Why is elbow surgery important?
Elbow injuries are nothing to laugh about, and are as common as rotator cuff tears and carpal tunnel syndrome. The elbow is a very important joint that is held together by ligaments, muscles, and tendons. It functions to flex and extend the arm and rotate the hand, allowing us to properly and accurately position our hand in space. Any damage to the elbow may prevent this function and impart significant disability to our day-to-day activities.
What leads to elbow injuries?
Overuse injuries of the elbow gives rise to common conditions including bursitis and tendonitis. While the most common inflammation of the elbow tendons is dubbed 'tennis elbow', tennis players are far from being alone in suffering from it. Golfers, drummers, and anyone whose occupation involves repeated elbow movements are prone to it. Treatment options for tennis elbow are plentiful and include a multitude of options, including physical therapy, injections like cortisone or PRP, shockwave therapy, and ultimately minimally invasive surgery if necessary. The expert elbow surgeons at AOHSI , Drs. Ramin Ghobadi and Peter DeNoble, will help tailor your treatment to what is best in your situation.
Elbow Fractures and Dislocations
Falls and contact sports are also often responsible for injuries to the elbow like fractures and dislocations. The three bones of the arm–humerus, radius and ulna–meet at the elbow, and if you fall on your arm you could break any of these bones. These bones are held in place by ligaments and muscle attachments, and if your elbow dislocates, you have probably torn several of these structures. Careful early management is very important to prevent elbow stiffness or instability, which are often the unfortunate results neglected elbow injuries. Bracing and therapy are the mainstays of treatment, and surgery is recommended when necessary to prevent elbow problems in the future.
Can Elbow Surgery Help Treat Nerve Pain?
Ulnar nerve compression at the elbow (also known as

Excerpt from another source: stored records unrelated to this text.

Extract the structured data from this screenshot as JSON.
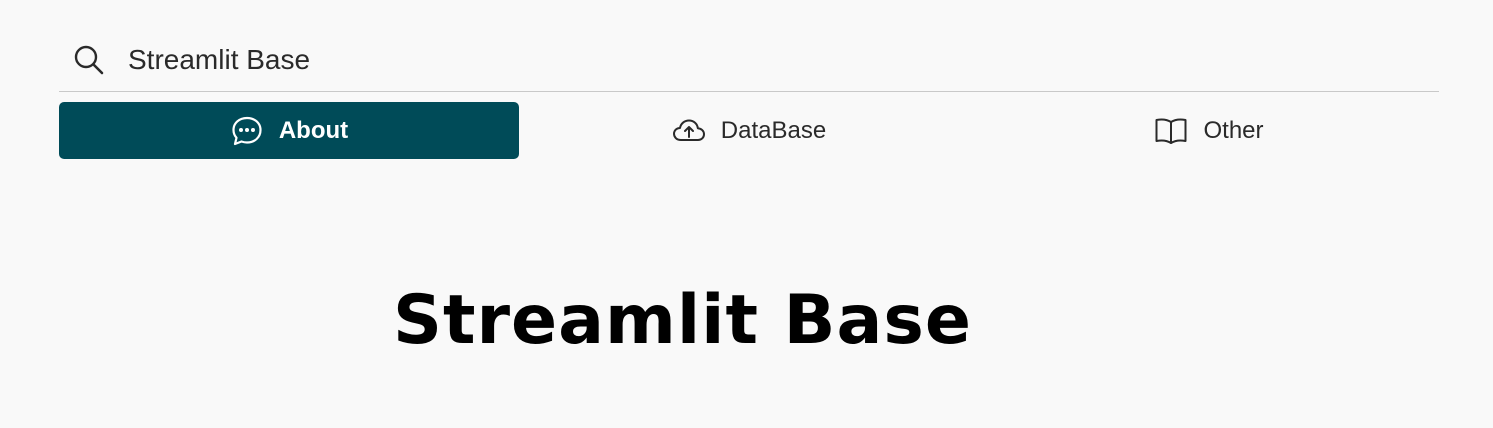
{
  "menu": {
    "title": "Streamlit Base",
    "title_icon": "search-icon",
    "tabs": [
      {
        "label": "About",
        "icon": "chat-dots-icon",
        "active": true
      },
      {
        "label": "DataBase",
        "icon": "cloud-upload-icon",
        "active": false
      },
      {
        "label": "Other",
        "icon": "book-icon",
        "active": false
      }
    ]
  },
  "main": {
    "title": "Streamlit Base"
  },
  "colors": {
    "active_tab": "#004b58",
    "background": "#f9f9f9"
  }
}
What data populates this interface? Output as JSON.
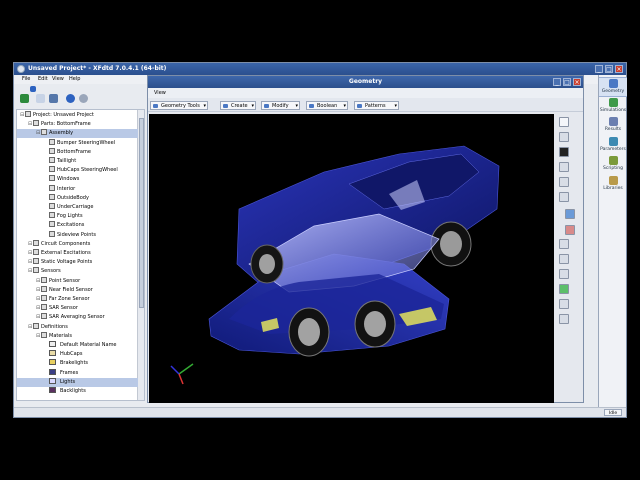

cubital tunnel syndrome) is the most common nerve-related reason for numbness and electricity-type pain shooting into the ring and small fingers. This can also be accompanied by loss of hand strength, causing weakness with daily activities like opening jars and turning keys. These symptoms can develop over the course of weeks to months without a specific cause. Often you will wake up at night with numbness and pain, particularly made worse with flexion of the elbow. As the nerve compression persists, weakness of the hand may worsen, and thinning of the muscles may progress. If left untreated, the weakness is often irreversible. If you have any pain or tingling sensations or weakness in your hand, it is best to be evaluated by the experienced elbow surgeons at AOHSI.
Preparation for Elbow Surgery
You may need bloodwork and clearance from your medical doctor to undergo anesthesia. Otherwise no preparations are usually needed unless specifically advised by your surgeon.
Elbow Surgery Risks
As with any surgery there are risks, but it is generally low for this type of procedure.
Will I need physical therapy after elbow surgery?
Generally there is no need for physical therapy although there are always exceptions if a certain patient is apprehensive or has difficulty regaining full range of motion.
How long is the elbow surgery procedure?
Elbow surgery procedures generally lasts about 45 minutes to an hour long.
Elbow Surgery Recovery
You will need to be in a soft dressing or splint for 5 days. After 5 days, you will remove dressing and begin range of motion. After two weeks post op, you will come to the office for suture removal.